OTTAWA — With the North American Free Trade Agreement hanging in the balance, Prime Minister Justin Trudeau will visit three major American cities next month to stress deeper economic collaboration between the two countries.
Trudeau announced the February visit to Los Angeles, San Francisco and Chicago as a new poll emerged suggesting Canadians are increasingly seeing the European Union, not the United States, as the country’s preferred trading partner.
The Ekos poll comes as the sixth round of NAFTA talks begins Sunday in Montreal, and with Trudeau poised to travel to the Swiss Alps to sell Canada as an investment destination to the World Economic Forum, a swish annual gathering of the world’s business elite.
It found 42 per cent of respondents view the European Union as the partner with which Canada should be aligning itself. China ranked a distant second at 18 per cent, ahead of the U.S. at 16 per cent. India ranked fourth at 11 per cent.
The survey of 7,319 Canadians, conducted Dec. 15 to Jan. 14, carries a margin of error of 1.2 per cent, 19 times out of 20.
Canada and the EU completed their Comprehensive Economic and Trade Agreement in September, allowing more than 98 per cent of Canadian goods to enter the EU without tariffs — a deal with so-called progressive labour and environmental elements that the government touts as a gold standard in trade deals.
The NAFTA talks have been much tougher, with major differences with the U.S. on automobile rules of origin, the dispute resolution mechanism and a proposed sunset clause leaving a wide chasm between American negotiators and their Canadian and Mexican counterparts.

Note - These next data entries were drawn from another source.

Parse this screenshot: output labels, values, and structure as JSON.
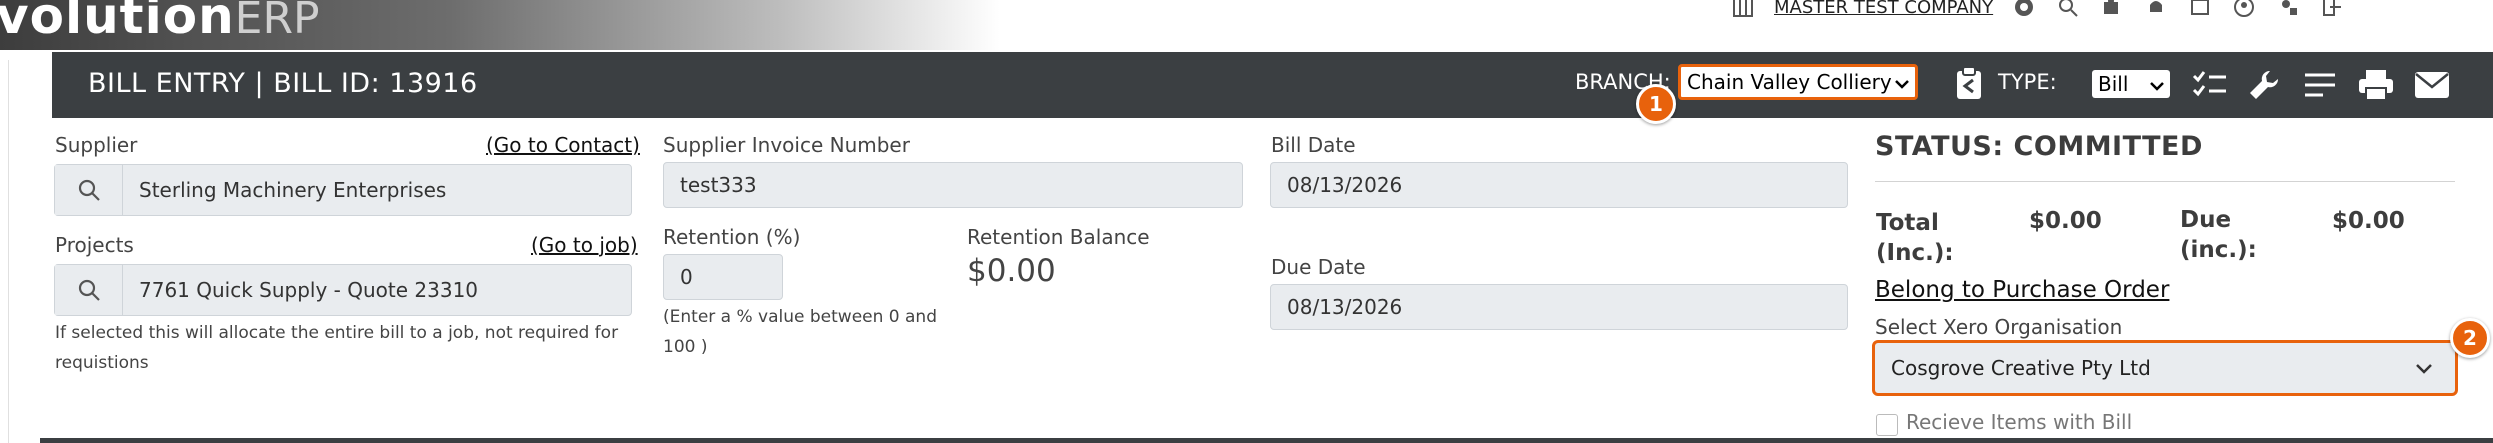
{
  "app": {
    "logo_main": "volution",
    "logo_suffix": "ERP"
  },
  "topbar": {
    "company": "MASTER TEST COMPANY"
  },
  "header": {
    "title": "BILL ENTRY | BILL ID: 13916",
    "branch_label": "BRANCH:",
    "branch_value": "Chain Valley Colliery",
    "type_label": "TYPE:",
    "type_value": "Bill"
  },
  "badges": {
    "one": "1",
    "two": "2"
  },
  "supplier": {
    "label": "Supplier",
    "link": "(Go to Contact)",
    "value": "Sterling Machinery Enterprises"
  },
  "projects": {
    "label": "Projects",
    "link": "(Go to job)",
    "value": "7761 Quick Supply - Quote 23310",
    "help": "If selected this will allocate the entire bill to a job, not required for requistions"
  },
  "invoice": {
    "label": "Supplier Invoice Number",
    "value": "test333"
  },
  "retention": {
    "label": "Retention (%)",
    "value": "0",
    "help": "(Enter a % value between 0 and 100 )",
    "balance_label": "Retention Balance",
    "balance_value": "$0.00"
  },
  "bill_date": {
    "label": "Bill Date",
    "value": "08/13/2026"
  },
  "due_date": {
    "label": "Due Date",
    "value": "08/13/2026"
  },
  "status": {
    "text": "STATUS: COMMITTED",
    "total_label": "Total (Inc.):",
    "total_value": "$0.00",
    "due_label": "Due (inc.):",
    "due_value": "$0.00",
    "belong_link": "Belong to Purchase Order",
    "xero_label": "Select Xero Organisation",
    "xero_value": "Cosgrove Creative Pty Ltd",
    "receive_label": "Recieve Items with Bill"
  },
  "colors": {
    "header_bg": "#3b3f42",
    "accent": "#e8620c",
    "field_bg": "#e9ecef"
  }
}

Canada’s free trade aspirations with China also hit a bump in the road last month when Trudeau ended his second trip to that country without kicking off formal talks, leaving that process in its exploratory phase.
Canada is pushing what it says is a progressive trade agenda with China that would formally place the environment, labour, gender and governance issues on the bargaining table. China says it is looking for a purely economic agreement.
Canada is pursuing a similar agenda at the NAFTA talks, a move that has sparked debate among many analysts as to whether that’s the right way to engage the hard-nosed administration of President Donald Trump, who has repeatedly threatened to withdraw the U.S. from NAFTA.
The poll reflects anti-Trump sentiment in Canada, said pollster Frank Graves.
With the demise of the Trans-Pacific Partnership and the uncertainty around NAFTA, the success of CETA “reflected something that was more of a sounder deal, more resembling the trading relationships Canada is currently espousing without much success to our American partners,” Graves said.
Trudeau’s upcoming American visit runs Feb. 7-10.
In the Los Angeles area, Trudeau is to give a speech at the Ronald Reagan Presidential Foundation and Institute in Simi Valley to reinforce how connected the two economies are.
He’ll meet with business leaders and entrepreneurs in San Francisco and will deliver a speech at the University of Chicago Institute of Politics.
Trudeau has made multiple visits to the U.S. and has dispatched cabinet ministers throughout the country to press the merits of preserving free trade in the face of periodic threats by Trump to withdraw from NAFTA.